→ Problem to work on: Every line of the data that contains the string "screenshot" must be copied.

-- -- --

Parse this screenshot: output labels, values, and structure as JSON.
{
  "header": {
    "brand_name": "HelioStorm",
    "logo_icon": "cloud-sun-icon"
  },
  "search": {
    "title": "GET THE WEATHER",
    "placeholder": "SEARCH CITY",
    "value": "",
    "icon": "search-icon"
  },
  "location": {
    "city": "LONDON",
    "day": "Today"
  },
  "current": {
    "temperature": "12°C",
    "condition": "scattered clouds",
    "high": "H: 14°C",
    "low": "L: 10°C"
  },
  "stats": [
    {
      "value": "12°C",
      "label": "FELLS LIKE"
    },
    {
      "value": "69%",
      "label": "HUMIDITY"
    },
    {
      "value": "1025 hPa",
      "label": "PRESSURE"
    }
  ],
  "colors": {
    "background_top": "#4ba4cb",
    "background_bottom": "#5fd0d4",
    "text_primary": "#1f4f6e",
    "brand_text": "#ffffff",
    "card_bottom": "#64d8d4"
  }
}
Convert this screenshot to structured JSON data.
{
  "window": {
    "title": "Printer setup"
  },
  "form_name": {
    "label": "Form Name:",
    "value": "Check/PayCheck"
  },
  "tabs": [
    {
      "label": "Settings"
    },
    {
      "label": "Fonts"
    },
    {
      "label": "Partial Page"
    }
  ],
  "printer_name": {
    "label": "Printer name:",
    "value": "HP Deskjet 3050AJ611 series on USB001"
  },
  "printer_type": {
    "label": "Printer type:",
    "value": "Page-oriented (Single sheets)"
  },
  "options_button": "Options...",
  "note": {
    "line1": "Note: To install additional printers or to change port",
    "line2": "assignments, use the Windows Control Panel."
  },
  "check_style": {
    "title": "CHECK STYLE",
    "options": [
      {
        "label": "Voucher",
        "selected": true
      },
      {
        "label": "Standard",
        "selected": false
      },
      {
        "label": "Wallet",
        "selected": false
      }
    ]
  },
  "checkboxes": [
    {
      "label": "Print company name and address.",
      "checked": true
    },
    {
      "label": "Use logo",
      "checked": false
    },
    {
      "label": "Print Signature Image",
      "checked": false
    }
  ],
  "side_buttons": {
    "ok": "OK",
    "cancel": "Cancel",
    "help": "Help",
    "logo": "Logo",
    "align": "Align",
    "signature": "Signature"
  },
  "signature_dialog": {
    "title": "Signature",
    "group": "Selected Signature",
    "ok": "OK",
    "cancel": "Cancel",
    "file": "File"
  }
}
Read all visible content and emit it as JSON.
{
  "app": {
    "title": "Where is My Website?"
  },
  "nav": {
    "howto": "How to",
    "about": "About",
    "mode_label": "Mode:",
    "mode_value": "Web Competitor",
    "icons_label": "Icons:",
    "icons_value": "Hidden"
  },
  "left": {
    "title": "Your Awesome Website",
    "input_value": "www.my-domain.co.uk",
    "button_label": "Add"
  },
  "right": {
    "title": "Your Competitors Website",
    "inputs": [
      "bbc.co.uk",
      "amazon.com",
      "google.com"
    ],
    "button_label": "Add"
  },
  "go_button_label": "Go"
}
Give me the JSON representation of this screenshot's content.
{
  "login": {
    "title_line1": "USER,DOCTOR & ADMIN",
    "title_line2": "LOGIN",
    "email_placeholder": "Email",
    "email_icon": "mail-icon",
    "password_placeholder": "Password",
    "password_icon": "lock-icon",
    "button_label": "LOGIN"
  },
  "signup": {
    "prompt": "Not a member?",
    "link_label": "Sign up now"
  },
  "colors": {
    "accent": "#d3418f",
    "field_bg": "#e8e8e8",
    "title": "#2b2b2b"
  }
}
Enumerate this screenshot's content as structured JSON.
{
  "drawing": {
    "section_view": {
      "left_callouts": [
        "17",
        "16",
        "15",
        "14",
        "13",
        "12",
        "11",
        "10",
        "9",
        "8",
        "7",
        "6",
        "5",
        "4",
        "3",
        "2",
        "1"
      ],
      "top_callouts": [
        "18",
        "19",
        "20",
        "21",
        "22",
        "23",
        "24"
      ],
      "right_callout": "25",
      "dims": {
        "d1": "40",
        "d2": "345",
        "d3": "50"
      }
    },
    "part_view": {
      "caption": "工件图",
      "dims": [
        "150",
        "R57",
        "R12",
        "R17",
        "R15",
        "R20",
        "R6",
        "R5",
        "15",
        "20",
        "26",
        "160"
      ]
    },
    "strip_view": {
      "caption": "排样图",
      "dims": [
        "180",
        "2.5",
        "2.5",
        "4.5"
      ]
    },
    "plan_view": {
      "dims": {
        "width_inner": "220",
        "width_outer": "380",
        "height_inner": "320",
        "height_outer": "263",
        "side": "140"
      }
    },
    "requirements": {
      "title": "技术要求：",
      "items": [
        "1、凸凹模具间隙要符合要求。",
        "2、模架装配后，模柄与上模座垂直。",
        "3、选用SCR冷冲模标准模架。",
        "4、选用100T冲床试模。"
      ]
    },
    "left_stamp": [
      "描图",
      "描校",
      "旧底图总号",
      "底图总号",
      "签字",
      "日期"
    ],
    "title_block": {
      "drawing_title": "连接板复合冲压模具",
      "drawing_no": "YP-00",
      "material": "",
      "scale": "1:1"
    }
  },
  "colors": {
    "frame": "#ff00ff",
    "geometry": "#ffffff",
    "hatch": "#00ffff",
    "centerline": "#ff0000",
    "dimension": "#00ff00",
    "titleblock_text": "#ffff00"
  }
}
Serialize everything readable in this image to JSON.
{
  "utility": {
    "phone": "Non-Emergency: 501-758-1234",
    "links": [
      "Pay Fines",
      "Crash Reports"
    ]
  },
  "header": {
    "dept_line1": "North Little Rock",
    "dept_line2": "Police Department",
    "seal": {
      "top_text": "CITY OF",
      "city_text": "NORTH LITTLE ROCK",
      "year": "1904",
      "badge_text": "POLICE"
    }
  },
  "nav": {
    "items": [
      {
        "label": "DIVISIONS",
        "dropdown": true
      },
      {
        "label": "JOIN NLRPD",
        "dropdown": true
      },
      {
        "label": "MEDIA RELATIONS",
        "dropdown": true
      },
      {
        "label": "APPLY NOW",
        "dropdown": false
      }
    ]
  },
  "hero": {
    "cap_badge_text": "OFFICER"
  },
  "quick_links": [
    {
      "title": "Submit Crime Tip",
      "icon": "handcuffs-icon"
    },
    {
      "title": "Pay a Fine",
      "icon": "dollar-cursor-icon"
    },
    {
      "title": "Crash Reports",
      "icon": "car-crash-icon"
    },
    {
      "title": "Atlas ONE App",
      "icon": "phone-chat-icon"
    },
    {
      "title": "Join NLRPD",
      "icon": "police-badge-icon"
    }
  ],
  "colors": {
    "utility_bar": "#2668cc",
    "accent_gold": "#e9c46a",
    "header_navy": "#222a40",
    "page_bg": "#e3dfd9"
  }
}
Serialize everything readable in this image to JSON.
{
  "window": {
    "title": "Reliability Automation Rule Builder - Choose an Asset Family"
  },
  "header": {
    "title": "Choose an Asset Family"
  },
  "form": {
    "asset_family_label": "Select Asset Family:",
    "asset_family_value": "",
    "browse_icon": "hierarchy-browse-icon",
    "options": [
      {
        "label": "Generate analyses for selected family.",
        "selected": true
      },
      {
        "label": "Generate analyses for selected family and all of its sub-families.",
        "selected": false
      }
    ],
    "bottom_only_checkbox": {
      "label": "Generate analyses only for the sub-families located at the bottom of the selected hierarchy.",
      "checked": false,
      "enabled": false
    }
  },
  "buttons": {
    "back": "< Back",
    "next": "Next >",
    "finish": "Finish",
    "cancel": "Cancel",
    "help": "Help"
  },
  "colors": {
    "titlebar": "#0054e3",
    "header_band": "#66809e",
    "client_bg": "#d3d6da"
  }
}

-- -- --

→ Finished task:
Parse this screenshot: output labels, values, and structure as JSON.
Convert this screenshot to structured JSON data.
Give me the JSON representation of this screenshot's content.
Enumerate this screenshot's content as structured JSON.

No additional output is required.